by Clayton Hollifield
I think you'd be hard-pressed to call yourself an American if you haven't seen "The Wizard of Oz." That's not to say that it isn't popular elsewhere, but it's hard to imagine someone who grew up in the U.S. and had access to a TV of any kind that hasn't seen this film, to the point where you'd have to be a luddite or a deliberate recluse to have avoided it. "Oz" isn't a perfect film, but it's enjoyable, and full of lines that everyone knows, even if they don't know that they know them. It's reached complete cultural penetration (which is less ribald than it sounds), so whatever flaws might be present don't really matter anymore.
Dorothy (Judy Garland) is an irresponsible teen in need of constant attention, and after letting her mongrel Toto run loose in a neighbor's garden, she returns to Auntie Em's (Clara Blandick) Kansas farm and distracts everyone within earshot from their duties, which include securing all the animals, because there is a twister on it's way! Her acting out reaches a crescendo when she attempts a Superfly Splash into the hog pen, which concusses her so badly that she imagines her farmhouse (with her in it) has been swooped up into the twister, depositing her into a world that is in full color (she had been living a sepia-toned existence until then) and jammed full of singing little people in fanciful costumes.

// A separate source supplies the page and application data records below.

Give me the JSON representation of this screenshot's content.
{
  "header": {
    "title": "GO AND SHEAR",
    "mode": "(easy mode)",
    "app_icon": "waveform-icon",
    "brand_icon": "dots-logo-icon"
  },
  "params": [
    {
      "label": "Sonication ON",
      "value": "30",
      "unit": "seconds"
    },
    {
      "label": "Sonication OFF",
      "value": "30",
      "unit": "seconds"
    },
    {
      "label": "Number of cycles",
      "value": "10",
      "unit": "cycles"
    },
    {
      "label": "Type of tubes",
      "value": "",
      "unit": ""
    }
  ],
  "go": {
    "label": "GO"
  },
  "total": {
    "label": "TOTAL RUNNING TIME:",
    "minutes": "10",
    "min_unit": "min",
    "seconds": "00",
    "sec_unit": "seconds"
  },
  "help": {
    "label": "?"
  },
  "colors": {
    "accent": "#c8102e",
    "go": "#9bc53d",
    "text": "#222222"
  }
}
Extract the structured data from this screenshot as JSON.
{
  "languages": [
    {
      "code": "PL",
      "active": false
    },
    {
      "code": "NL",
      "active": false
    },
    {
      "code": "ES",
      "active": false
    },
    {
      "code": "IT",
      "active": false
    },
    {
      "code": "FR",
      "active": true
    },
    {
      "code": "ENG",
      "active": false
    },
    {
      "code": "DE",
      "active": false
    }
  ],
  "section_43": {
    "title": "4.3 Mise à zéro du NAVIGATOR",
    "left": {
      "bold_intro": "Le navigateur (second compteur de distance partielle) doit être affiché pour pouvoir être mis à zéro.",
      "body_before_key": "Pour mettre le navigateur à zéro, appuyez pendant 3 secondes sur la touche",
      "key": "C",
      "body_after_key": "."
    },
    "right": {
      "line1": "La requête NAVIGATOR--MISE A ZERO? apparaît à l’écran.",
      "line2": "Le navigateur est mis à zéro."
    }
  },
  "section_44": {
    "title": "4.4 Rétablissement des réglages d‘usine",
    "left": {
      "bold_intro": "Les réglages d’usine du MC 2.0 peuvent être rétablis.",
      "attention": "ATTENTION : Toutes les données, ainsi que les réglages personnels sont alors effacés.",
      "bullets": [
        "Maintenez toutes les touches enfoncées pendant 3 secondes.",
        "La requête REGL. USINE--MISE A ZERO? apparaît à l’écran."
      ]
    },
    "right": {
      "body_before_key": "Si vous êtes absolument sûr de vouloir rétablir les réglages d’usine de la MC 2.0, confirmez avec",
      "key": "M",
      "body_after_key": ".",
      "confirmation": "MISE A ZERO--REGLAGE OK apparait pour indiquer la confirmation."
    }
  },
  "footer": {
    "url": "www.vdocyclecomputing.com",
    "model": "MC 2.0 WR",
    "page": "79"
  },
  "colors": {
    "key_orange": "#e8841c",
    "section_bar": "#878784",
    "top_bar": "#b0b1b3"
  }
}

Unfortunately, Dorothy's house has landed upon a witch, and when the witch's sister shows up, Dorothy steals the corpse's shoes, and the "good" witch Glinda (Billie Burke) taunts the poor Wicked Witch of the West (Margaret Hamilton) about dropping another house on top of her. This sets Dorothy and Ms. West on a course towards a head-on collision, if only Dorothy had shown a little respect for the recently departed.
I remember when I watched the first "Star Wars" for the first time a few years, I was struck by how whiny and awful Luke Skywalker was. Re-watching "Oz" for the first time in a while, I had a similar realization about Dorothy. Her character was absolutely desperate for attention, and freaked out whenever anyone threatened her dog. I know that this was intended to be an all ages movie, but I just kept thinking that if someone had biked up to my house and demanded that my dog be put down, I might have resorted to physical violence. At the very least, a very salty stream of language would have been unleashed. It's neither here nor there, but Dorothy's always flipping out about something.
But ignoring that, it's pretty important to note that I don't generally like musicals or dance movies. More than that, I don't usually even bother seeing them in the first place. That's how big "The Wizard of Oz" is culturally. Even someone like me who is pretty ignorant of those genres knows about "Oz." Part of this is that this is a really fun movie, from the songs that everyone knows and can sing along with, to the colorful, imaginative, stylized set designs, to the goofy overacting of everyone involved. Visually, it's got a lot going on, even if the story itself isn't terribly complicated. At pretty much every turn, you're going to have fun looking at whatever is going on on the screen
Like I said, "The Wizard of Oz" isn't a perfect film, but it is good enough to overcome my prejudices against the musical genre, and good enough to be a common cultural touchstone for pretty much anyone raised within the last eighty years. I guess that'll have to do, as far as recommendations go.
4 / 5 - Blu-Ray